▶ _DATASET ENTRIES_
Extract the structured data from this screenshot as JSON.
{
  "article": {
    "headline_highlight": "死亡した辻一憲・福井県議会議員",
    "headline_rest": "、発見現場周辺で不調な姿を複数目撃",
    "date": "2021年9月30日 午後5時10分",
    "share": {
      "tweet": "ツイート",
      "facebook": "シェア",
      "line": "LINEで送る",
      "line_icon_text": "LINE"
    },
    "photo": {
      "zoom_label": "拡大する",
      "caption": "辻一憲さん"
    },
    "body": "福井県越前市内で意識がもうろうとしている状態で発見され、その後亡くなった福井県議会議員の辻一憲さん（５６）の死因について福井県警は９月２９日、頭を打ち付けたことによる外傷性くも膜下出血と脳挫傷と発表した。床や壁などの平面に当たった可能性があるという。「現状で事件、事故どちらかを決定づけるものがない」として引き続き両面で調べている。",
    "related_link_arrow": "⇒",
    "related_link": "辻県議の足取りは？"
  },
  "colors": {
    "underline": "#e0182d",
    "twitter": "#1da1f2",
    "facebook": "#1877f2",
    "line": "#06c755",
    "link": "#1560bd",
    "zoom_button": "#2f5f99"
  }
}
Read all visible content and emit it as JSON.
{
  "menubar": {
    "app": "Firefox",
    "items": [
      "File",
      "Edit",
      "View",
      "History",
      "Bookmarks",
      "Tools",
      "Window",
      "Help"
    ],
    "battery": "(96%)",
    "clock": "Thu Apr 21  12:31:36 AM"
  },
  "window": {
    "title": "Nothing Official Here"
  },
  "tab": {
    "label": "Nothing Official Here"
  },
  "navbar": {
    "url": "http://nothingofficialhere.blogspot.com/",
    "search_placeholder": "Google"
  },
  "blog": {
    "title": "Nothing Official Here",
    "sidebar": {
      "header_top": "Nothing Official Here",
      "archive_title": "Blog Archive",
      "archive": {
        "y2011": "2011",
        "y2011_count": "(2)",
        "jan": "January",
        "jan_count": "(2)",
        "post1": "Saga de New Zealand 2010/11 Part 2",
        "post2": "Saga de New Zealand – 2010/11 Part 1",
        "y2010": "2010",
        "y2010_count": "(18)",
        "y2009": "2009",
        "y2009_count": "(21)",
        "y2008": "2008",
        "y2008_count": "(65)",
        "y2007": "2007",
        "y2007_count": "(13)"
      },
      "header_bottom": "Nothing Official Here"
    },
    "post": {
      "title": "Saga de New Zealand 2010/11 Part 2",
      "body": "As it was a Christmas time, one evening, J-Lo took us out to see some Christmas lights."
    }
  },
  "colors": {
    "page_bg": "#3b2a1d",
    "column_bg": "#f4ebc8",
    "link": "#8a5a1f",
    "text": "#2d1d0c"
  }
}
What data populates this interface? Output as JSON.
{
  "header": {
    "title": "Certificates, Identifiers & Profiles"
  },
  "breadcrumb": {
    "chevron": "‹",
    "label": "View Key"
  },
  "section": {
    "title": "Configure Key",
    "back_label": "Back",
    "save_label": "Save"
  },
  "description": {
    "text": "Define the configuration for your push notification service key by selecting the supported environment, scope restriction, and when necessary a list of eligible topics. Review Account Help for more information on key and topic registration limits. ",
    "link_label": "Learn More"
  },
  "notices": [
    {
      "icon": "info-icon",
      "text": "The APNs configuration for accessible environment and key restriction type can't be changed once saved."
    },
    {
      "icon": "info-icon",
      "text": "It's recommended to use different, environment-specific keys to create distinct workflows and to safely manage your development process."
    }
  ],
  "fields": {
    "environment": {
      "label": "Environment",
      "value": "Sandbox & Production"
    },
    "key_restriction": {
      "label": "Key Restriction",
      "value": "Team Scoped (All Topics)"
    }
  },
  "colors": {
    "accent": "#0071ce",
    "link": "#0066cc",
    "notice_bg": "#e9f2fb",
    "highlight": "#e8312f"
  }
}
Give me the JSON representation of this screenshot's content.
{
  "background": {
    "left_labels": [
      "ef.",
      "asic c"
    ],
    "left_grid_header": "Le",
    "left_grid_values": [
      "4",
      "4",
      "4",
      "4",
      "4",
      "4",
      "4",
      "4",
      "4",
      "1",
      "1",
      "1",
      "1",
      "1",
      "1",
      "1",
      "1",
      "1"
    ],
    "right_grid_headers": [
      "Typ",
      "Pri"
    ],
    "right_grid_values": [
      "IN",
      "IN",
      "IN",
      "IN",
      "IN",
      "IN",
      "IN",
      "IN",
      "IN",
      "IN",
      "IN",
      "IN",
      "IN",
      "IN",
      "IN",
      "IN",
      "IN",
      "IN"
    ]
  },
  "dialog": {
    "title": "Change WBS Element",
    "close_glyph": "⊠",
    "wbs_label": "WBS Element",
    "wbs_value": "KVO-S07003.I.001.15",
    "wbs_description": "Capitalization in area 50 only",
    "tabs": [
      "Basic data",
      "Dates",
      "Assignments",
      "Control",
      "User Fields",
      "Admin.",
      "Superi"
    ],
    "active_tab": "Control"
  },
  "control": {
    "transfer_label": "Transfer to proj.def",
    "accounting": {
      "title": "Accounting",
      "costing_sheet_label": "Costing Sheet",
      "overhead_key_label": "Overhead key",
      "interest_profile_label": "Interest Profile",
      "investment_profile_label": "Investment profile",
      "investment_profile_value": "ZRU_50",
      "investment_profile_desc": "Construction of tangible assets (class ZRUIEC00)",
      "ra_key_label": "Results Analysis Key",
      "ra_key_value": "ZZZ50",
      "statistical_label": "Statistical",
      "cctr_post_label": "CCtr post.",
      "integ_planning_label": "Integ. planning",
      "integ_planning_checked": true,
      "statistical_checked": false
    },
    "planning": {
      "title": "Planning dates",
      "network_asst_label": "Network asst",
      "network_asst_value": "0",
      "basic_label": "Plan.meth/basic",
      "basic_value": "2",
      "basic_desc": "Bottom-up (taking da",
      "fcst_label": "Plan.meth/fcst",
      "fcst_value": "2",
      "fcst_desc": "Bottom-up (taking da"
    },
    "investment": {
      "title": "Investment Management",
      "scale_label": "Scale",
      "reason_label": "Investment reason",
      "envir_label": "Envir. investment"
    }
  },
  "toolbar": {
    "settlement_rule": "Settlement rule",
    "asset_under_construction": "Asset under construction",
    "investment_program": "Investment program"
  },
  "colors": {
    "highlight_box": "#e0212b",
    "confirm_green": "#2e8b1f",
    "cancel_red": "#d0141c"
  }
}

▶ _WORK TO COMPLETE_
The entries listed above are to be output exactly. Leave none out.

▶ _FINISHED TASK_
Extract the structured data from this screenshot as JSON.
{
  "article": {
    "headline_highlight": "死亡した辻一憲・福井県議会議員",
    "headline_rest": "、発見現場周辺で不調な姿を複数目撃",
    "date": "2021年9月30日 午後5時10分",
    "share": {
      "tweet": "ツイート",
      "facebook": "シェア",
      "line": "LINEで送る",
      "line_icon_text": "LINE"
    },
    "photo": {
      "zoom_label": "拡大する",
      "caption": "辻一憲さん"
    },
    "body": "福井県越前市内で意識がもうろうとしている状態で発見され、その後亡くなった福井県議会議員の辻一憲さん（５６）の死因について福井県警は９月２９日、頭を打ち付けたことによる外傷性くも膜下出血と脳挫傷と発表した。床や壁などの平面に当たった可能性があるという。「現状で事件、事故どちらかを決定づけるものがない」として引き続き両面で調べている。",
    "related_link_arrow": "⇒",
    "related_link": "辻県議の足取りは？"
  },
  "colors": {
    "underline": "#e0182d",
    "twitter": "#1da1f2",
    "facebook": "#1877f2",
    "line": "#06c755",
    "link": "#1560bd",
    "zoom_button": "#2f5f99"
  }
}
Read all visible content and emit it as JSON.
{
  "menubar": {
    "app": "Firefox",
    "items": [
      "File",
      "Edit",
      "View",
      "History",
      "Bookmarks",
      "Tools",
      "Window",
      "Help"
    ],
    "battery": "(96%)",
    "clock": "Thu Apr 21  12:31:36 AM"
  },
  "window": {
    "title": "Nothing Official Here"
  },
  "tab": {
    "label": "Nothing Official Here"
  },
  "navbar": {
    "url": "http://nothingofficialhere.blogspot.com/",
    "search_placeholder": "Google"
  },
  "blog": {
    "title": "Nothing Official Here",
    "sidebar": {
      "header_top": "Nothing Official Here",
      "archive_title": "Blog Archive",
      "archive": {
        "y2011": "2011",
        "y2011_count": "(2)",
        "jan": "January",
        "jan_count": "(2)",
        "post1": "Saga de New Zealand 2010/11 Part 2",
        "post2": "Saga de New Zealand – 2010/11 Part 1",
        "y2010": "2010",
        "y2010_count": "(18)",
        "y2009": "2009",
        "y2009_count": "(21)",
        "y2008": "2008",
        "y2008_count": "(65)",
        "y2007": "2007",
        "y2007_count": "(13)"
      },
      "header_bottom": "Nothing Official Here"
    },
    "post": {
      "title": "Saga de New Zealand 2010/11 Part 2",
      "body": "As it was a Christmas time, one evening, J-Lo took us out to see some Christmas lights."
    }
  },
  "colors": {
    "page_bg": "#3b2a1d",
    "column_bg": "#f4ebc8",
    "link": "#8a5a1f",
    "text": "#2d1d0c"
  }
}
What data populates this interface? Output as JSON.
{
  "header": {
    "title": "Certificates, Identifiers & Profiles"
  },
  "breadcrumb": {
    "chevron": "‹",
    "label": "View Key"
  },
  "section": {
    "title": "Configure Key",
    "back_label": "Back",
    "save_label": "Save"
  },
  "description": {
    "text": "Define the configuration for your push notification service key by selecting the supported environment, scope restriction, and when necessary a list of eligible topics. Review Account Help for more information on key and topic registration limits. ",
    "link_label": "Learn More"
  },
  "notices": [
    {
      "icon": "info-icon",
      "text": "The APNs configuration for accessible environment and key restriction type can't be changed once saved."
    },
    {
      "icon": "info-icon",
      "text": "It's recommended to use different, environment-specific keys to create distinct workflows and to safely manage your development process."
    }
  ],
  "fields": {
    "environment": {
      "label": "Environment",
      "value": "Sandbox & Production"
    },
    "key_restriction": {
      "label": "Key Restriction",
      "value": "Team Scoped (All Topics)"
    }
  },
  "colors": {
    "accent": "#0071ce",
    "link": "#0066cc",
    "notice_bg": "#e9f2fb",
    "highlight": "#e8312f"
  }
}
Give me the JSON representation of this screenshot's content.
{
  "background": {
    "left_labels": [
      "ef.",
      "asic c"
    ],
    "left_grid_header": "Le",
    "left_grid_values": [
      "4",
      "4",
      "4",
      "4",
      "4",
      "4",
      "4",
      "4",
      "4",
      "1",
      "1",
      "1",
      "1",
      "1",
      "1",
      "1",
      "1",
      "1"
    ],
    "right_grid_headers": [
      "Typ",
      "Pri"
    ],
    "right_grid_values": [
      "IN",
      "IN",
      "IN",
      "IN",
      "IN",
      "IN",
      "IN",
      "IN",
      "IN",
      "IN",
      "IN",
      "IN",
      "IN",
      "IN",
      "IN",
      "IN",
      "IN",
      "IN"
    ]
  },
  "dialog": {
    "title": "Change WBS Element",
    "close_glyph": "⊠",
    "wbs_label": "WBS Element",
    "wbs_value": "KVO-S07003.I.001.15",
    "wbs_description": "Capitalization in area 50 only",
    "tabs": [
      "Basic data",
      "Dates",
      "Assignments",
      "Control",
      "User Fields",
      "Admin.",
      "Superi"
    ],
    "active_tab": "Control"
  },
  "control": {
    "transfer_label": "Transfer to proj.def",
    "accounting": {
      "title": "Accounting",
      "costing_sheet_label": "Costing Sheet",
      "overhead_key_label": "Overhead key",
      "interest_profile_label": "Interest Profile",
      "investment_profile_label": "Investment profile",
      "investment_profile_value": "ZRU_50",
      "investment_profile_desc": "Construction of tangible assets (class ZRUIEC00)",
      "ra_key_label": "Results Analysis Key",
      "ra_key_value": "ZZZ50",
      "statistical_label": "Statistical",
      "cctr_post_label": "CCtr post.",
      "integ_planning_label": "Integ. planning",
      "integ_planning_checked": true,
      "statistical_checked": false
    },
    "planning": {
      "title": "Planning dates",
      "network_asst_label": "Network asst",
      "network_asst_value": "0",
      "basic_label": "Plan.meth/basic",
      "basic_value": "2",
      "basic_desc": "Bottom-up (taking da",
      "fcst_label": "Plan.meth/fcst",
      "fcst_value": "2",
      "fcst_desc": "Bottom-up (taking da"
    },
    "investment": {
      "title": "Investment Management",
      "scale_label": "Scale",
      "reason_label": "Investment reason",
      "envir_label": "Envir. investment"
    }
  },
  "toolbar": {
    "settlement_rule": "Settlement rule",
    "asset_under_construction": "Asset under construction",
    "investment_program": "Investment program"
  },
  "colors": {
    "highlight_box": "#e0212b",
    "confirm_green": "#2e8b1f",
    "cancel_red": "#d0141c"
  }
}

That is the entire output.